The final speaker in this session at Future of Journalism is Helle Sjøvaag, who shifts our focus to the role of the classic news ideals in a changing journalistic environment. Professional journalistic ideology remains an important part of journalistic professional life, and is mobilised in distinguishing professional journalists from other groups.

Digitalisation processes challenge the established news business model, of course: income streams and audiences are dwindling, and competition between news outlets increases. Journalistic ideology is the sum of journalistic professional beliefs, and is recycled through daily journalistic practice; branding of professional journalistic products as professional through such ideology becomes ever more important in this highly competitive space, therefore. This is a process of boundary-maintenance to sustain professional identity and difference.

Traditional, commercial news media serve two customer groups: audiences and advertisers. Audience fragmentation online and in television challenges this dual revenue model; it lowers the demand for newspapers, and thereby increases their dependence on advertising, which is also declining. New monetisable products are being trialled, therefore, which try to highlight the value of these products in order to attract customers. The high degree of product substitutability and low degree of differentiation online makes this difficult, however; this may lead to more homogeneous news products.

Succeeding in this market, against new competitors, requires strong branding and maintenance of institutional boundaries. Professional boundary work is especially important here: such work is focussed on jurisdictional control which enables the survival of professional knowledge systems. Challenges to professional identity are met by a denigration of outsiders, and protects the autonomy of insiders by blaming others for any negative consequences.

An examples for such boundary maintenance is the adherence to ‘hard’ news ideals by mainstream journalism organisations; this is visible for example in the treatment of newsworthy user-generated content and the maintenance of standard journalistic methodology.

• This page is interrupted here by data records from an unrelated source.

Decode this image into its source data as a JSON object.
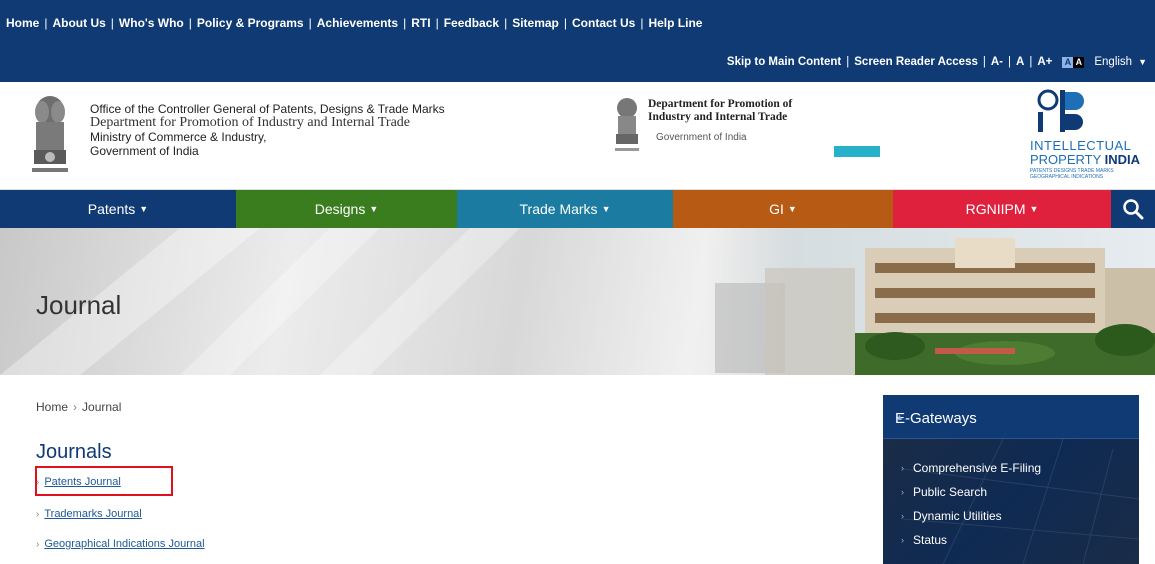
{
  "topbar": {
    "links": [
      "Home",
      "About Us",
      "Who's Who",
      "Policy & Programs",
      "Achievements",
      "RTI",
      "Feedback",
      "Sitemap",
      "Contact Us",
      "Help Line"
    ],
    "skip": "Skip to Main Content",
    "screen_reader": "Screen Reader Access",
    "font_small": "A-",
    "font_normal": "A",
    "font_large": "A+",
    "contrast_a": "A",
    "contrast_b": "A",
    "language": "English"
  },
  "header": {
    "office_line1": "Office of the Controller General of Patents, Designs & Trade Marks",
    "office_line2": "Department for Promotion of Industry and Internal Trade",
    "office_line3": "Ministry of Commerce & Industry,",
    "office_line4": "Government of India",
    "dipp_line1": "Department for Promotion of",
    "dipp_line2": "Industry and Internal Trade",
    "dipp_line3": "Government of India",
    "ipi_line1": "INTELLECTUAL",
    "ipi_line2a": "PROPERTY ",
    "ipi_line2b": "INDIA",
    "ipi_line3": "PATENTS DESIGNS TRADE MARKS GEOGRAPHICAL INDICATIONS"
  },
  "nav": {
    "items": [
      "Patents",
      "Designs",
      "Trade Marks",
      "GI",
      "RGNIIPM"
    ]
  },
  "banner": {
    "title": "Journal"
  },
  "breadcrumb": {
    "home": "Home",
    "current": "Journal"
  },
  "main": {
    "heading": "Journals",
    "links": [
      "Patents Journal",
      "Trademarks Journal",
      "Geographical Indications Journal"
    ]
  },
  "egateways": {
    "title": "E-Gateways",
    "items": [
      "Comprehensive E-Filing",
      "Public Search",
      "Dynamic Utilities",
      "Status"
    ]
  },
  "colors": {
    "primary": "#0f3a73",
    "designs": "#3a7d1e",
    "trademarks": "#1b7ba0",
    "gi": "#b75a14",
    "rgniipm": "#e0213e",
    "highlight": "#e0101c"
  }
}
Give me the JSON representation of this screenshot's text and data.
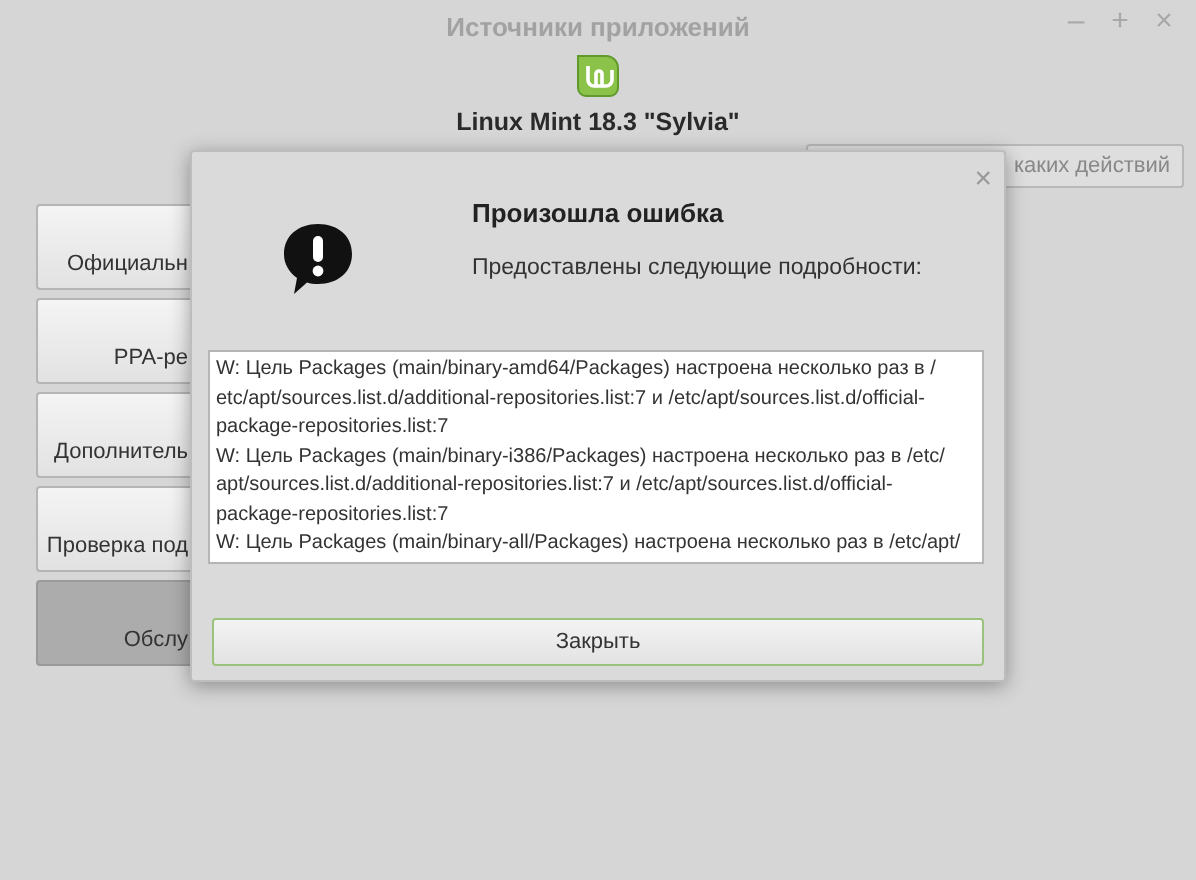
{
  "window": {
    "title": "Источники приложений",
    "controls": [
      "–",
      "+",
      "×"
    ]
  },
  "header": {
    "release": "Linux Mint 18.3 \"Sylvia\""
  },
  "top_button": {
    "label": "каких действий"
  },
  "sidebar": {
    "items": [
      {
        "label": "Официальн",
        "selected": false
      },
      {
        "label": "PPA-ре",
        "selected": false
      },
      {
        "label": "Дополнитель",
        "selected": false
      },
      {
        "label": "Проверка под",
        "selected": false
      },
      {
        "label": "Обслу",
        "selected": true
      }
    ]
  },
  "dialog": {
    "close": "×",
    "title": "Произошла ошибка",
    "subtitle": "Предоставлены следующие подробности:",
    "details": [
      "W: Цель Packages (main/binary-amd64/Packages) настроена несколько раз в /",
      "etc/apt/sources.list.d/additional-repositories.list:7 и /etc/apt/sources.list.d/official-",
      "package-repositories.list:7",
      "W: Цель Packages (main/binary-i386/Packages) настроена несколько раз в /etc/",
      "apt/sources.list.d/additional-repositories.list:7 и /etc/apt/sources.list.d/official-",
      "package-repositories.list:7",
      "W: Цель Packages (main/binary-all/Packages) настроена несколько раз в /etc/apt/"
    ],
    "button": "Закрыть"
  }
}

Possible approaches here may include a choice of accuracy over speed (with a strong focus on journalist-sourced information), or of speed over accuracy (reporting rumours even if not fully verified); in their framing, both highlight the gatekeeping role of the journalistic institution for available information.